Your copy must hold all of the data below, unchanged and without images.

Website and app data records
• • • • •

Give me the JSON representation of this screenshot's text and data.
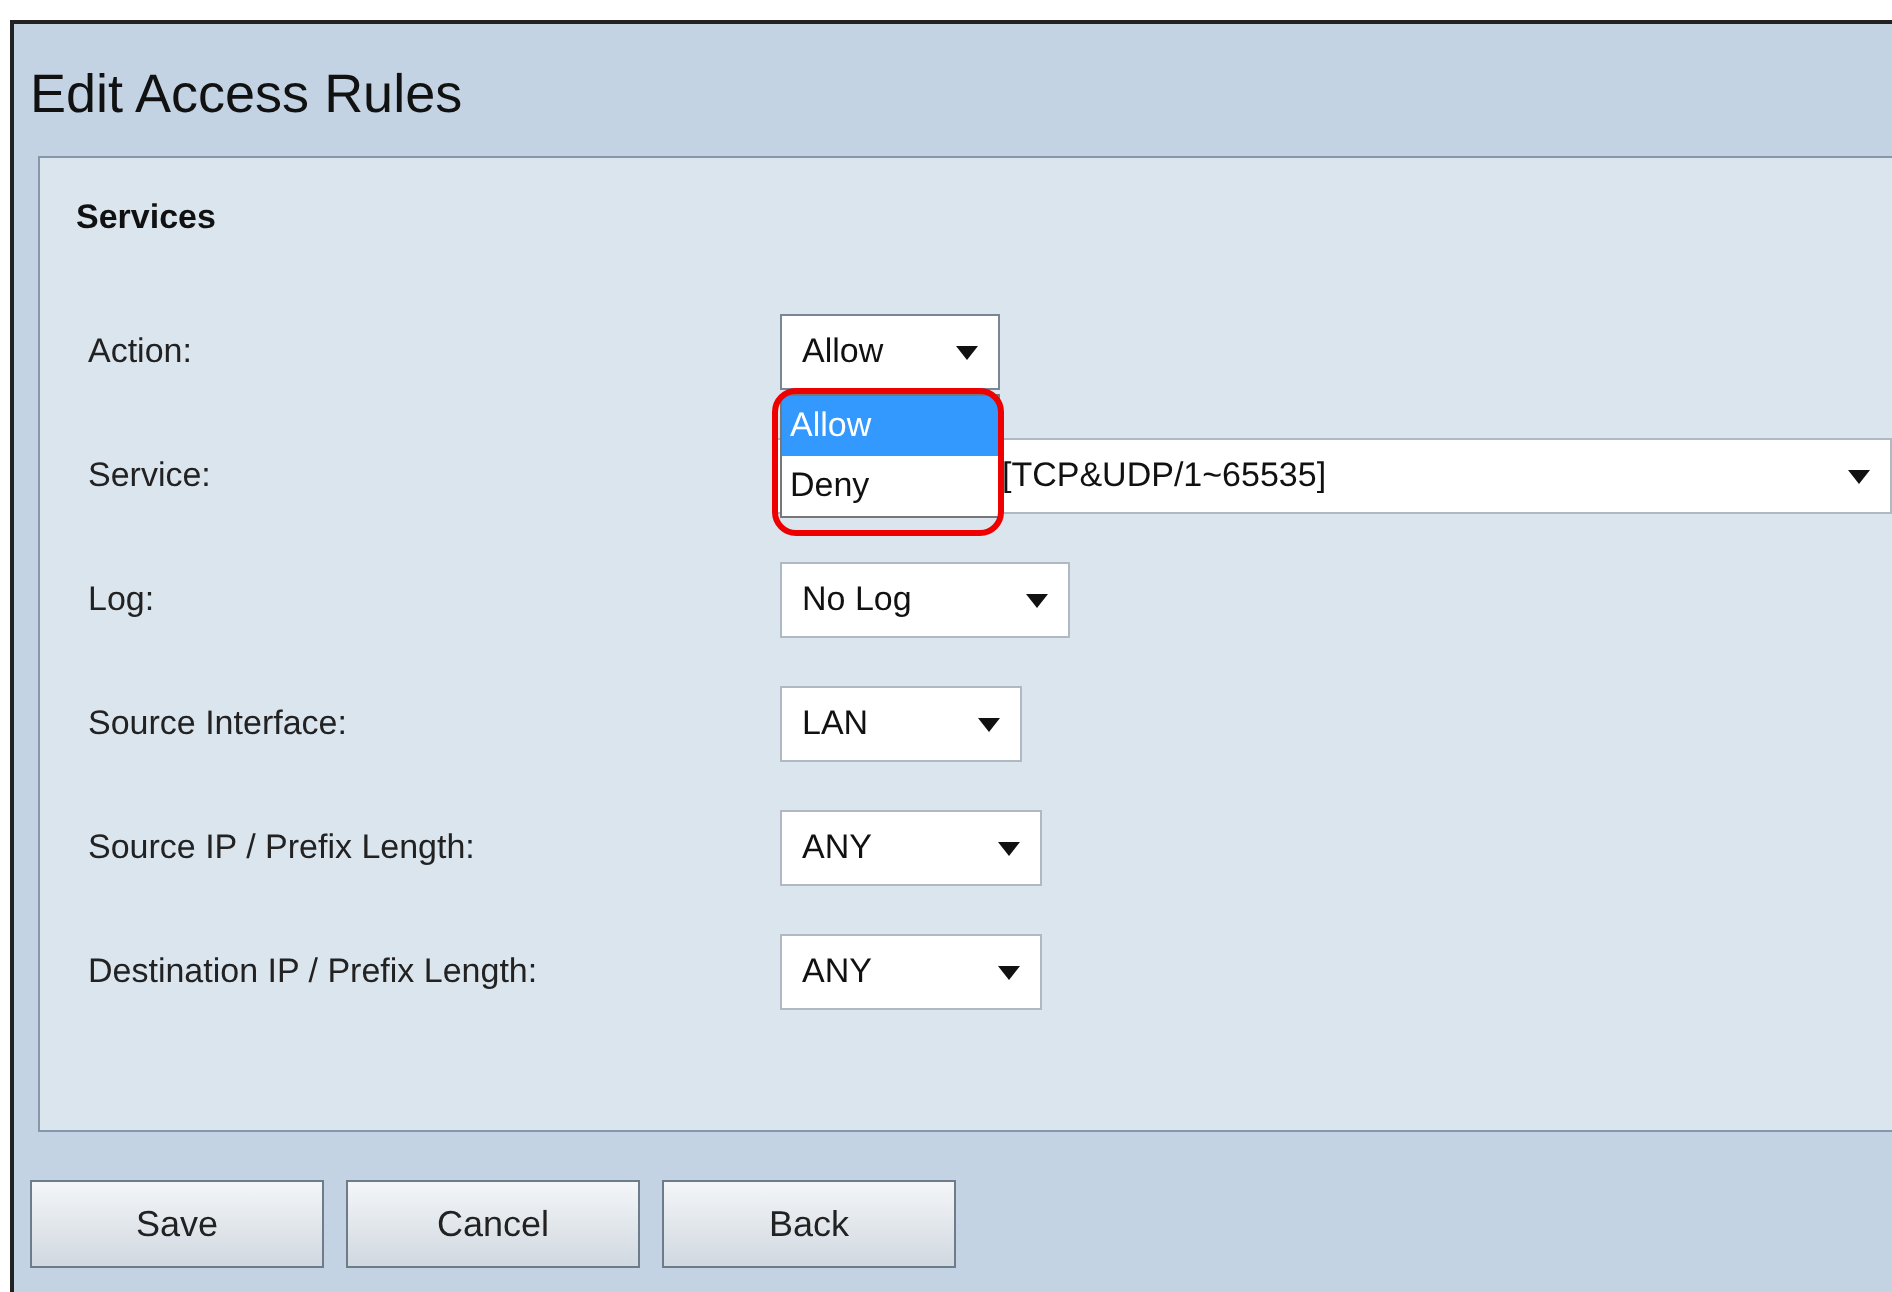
{
  "window": {
    "title": "Edit Access Rules"
  },
  "section": {
    "title": "Services"
  },
  "fields": [
    {
      "label": "Action:",
      "value": "Allow",
      "open": true,
      "options": [
        {
          "label": "Allow",
          "selected": true
        },
        {
          "label": "Deny",
          "selected": false
        }
      ]
    },
    {
      "label": "Service:",
      "value": "[TCP&UDP/1~65535]",
      "open": false
    },
    {
      "label": "Log:",
      "value": "No Log",
      "open": false
    },
    {
      "label": "Source Interface:",
      "value": "LAN",
      "open": false
    },
    {
      "label": "Source IP / Prefix Length:",
      "value": "ANY",
      "open": false
    },
    {
      "label": "Destination IP / Prefix Length:",
      "value": "ANY",
      "open": false
    }
  ],
  "buttons": [
    "Save",
    "Cancel",
    "Back"
  ]
}
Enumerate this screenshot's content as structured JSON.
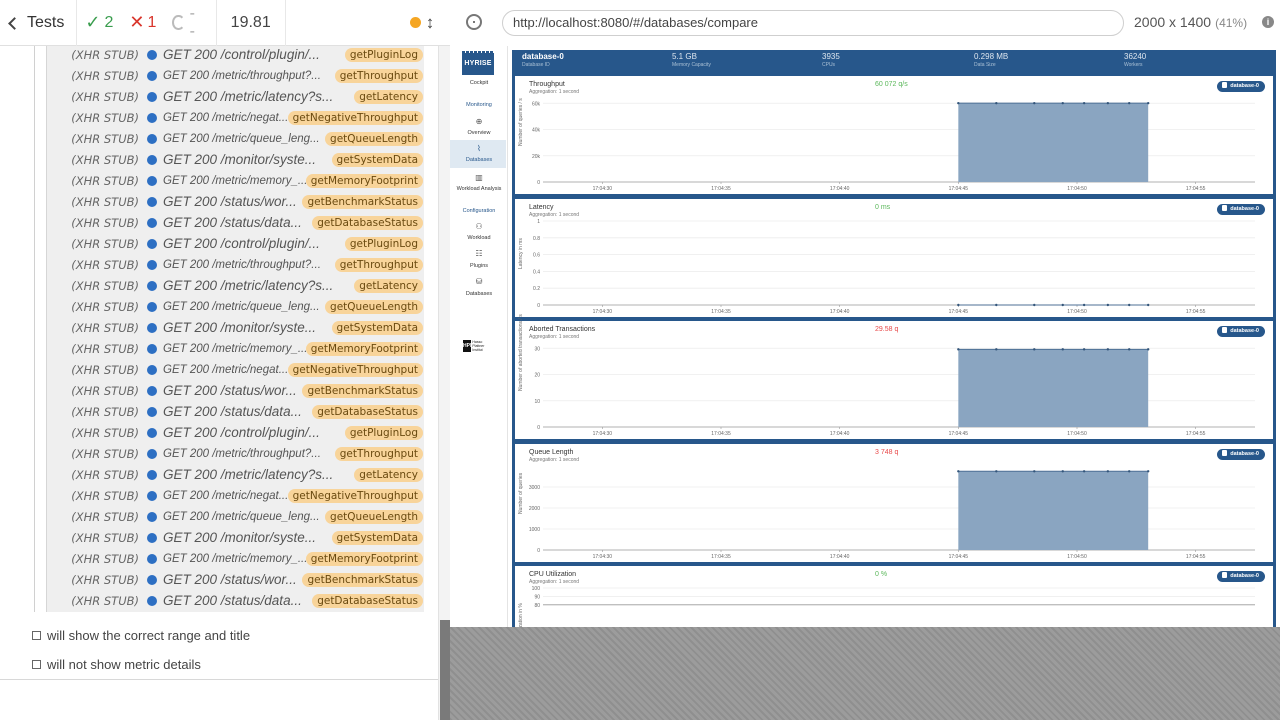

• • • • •

Task answer
Give me the JSON representation of this screenshot's text and data.
{
  "window": {
    "title": "Edit Access Rules"
  },
  "section": {
    "title": "Services"
  },
  "fields": [
    {
      "label": "Action:",
      "value": "Allow",
      "open": true,
      "options": [
        {
          "label": "Allow",
          "selected": true
        },
        {
          "label": "Deny",
          "selected": false
        }
      ]
    },
    {
      "label": "Service:",
      "value": "[TCP&UDP/1~65535]",
      "open": false
    },
    {
      "label": "Log:",
      "value": "No Log",
      "open": false
    },
    {
      "label": "Source Interface:",
      "value": "LAN",
      "open": false
    },
    {
      "label": "Source IP / Prefix Length:",
      "value": "ANY",
      "open": false
    },
    {
      "label": "Destination IP / Prefix Length:",
      "value": "ANY",
      "open": false
    }
  ],
  "buttons": [
    "Save",
    "Cancel",
    "Back"
  ]
}
Enumerate this screenshot's content as structured JSON.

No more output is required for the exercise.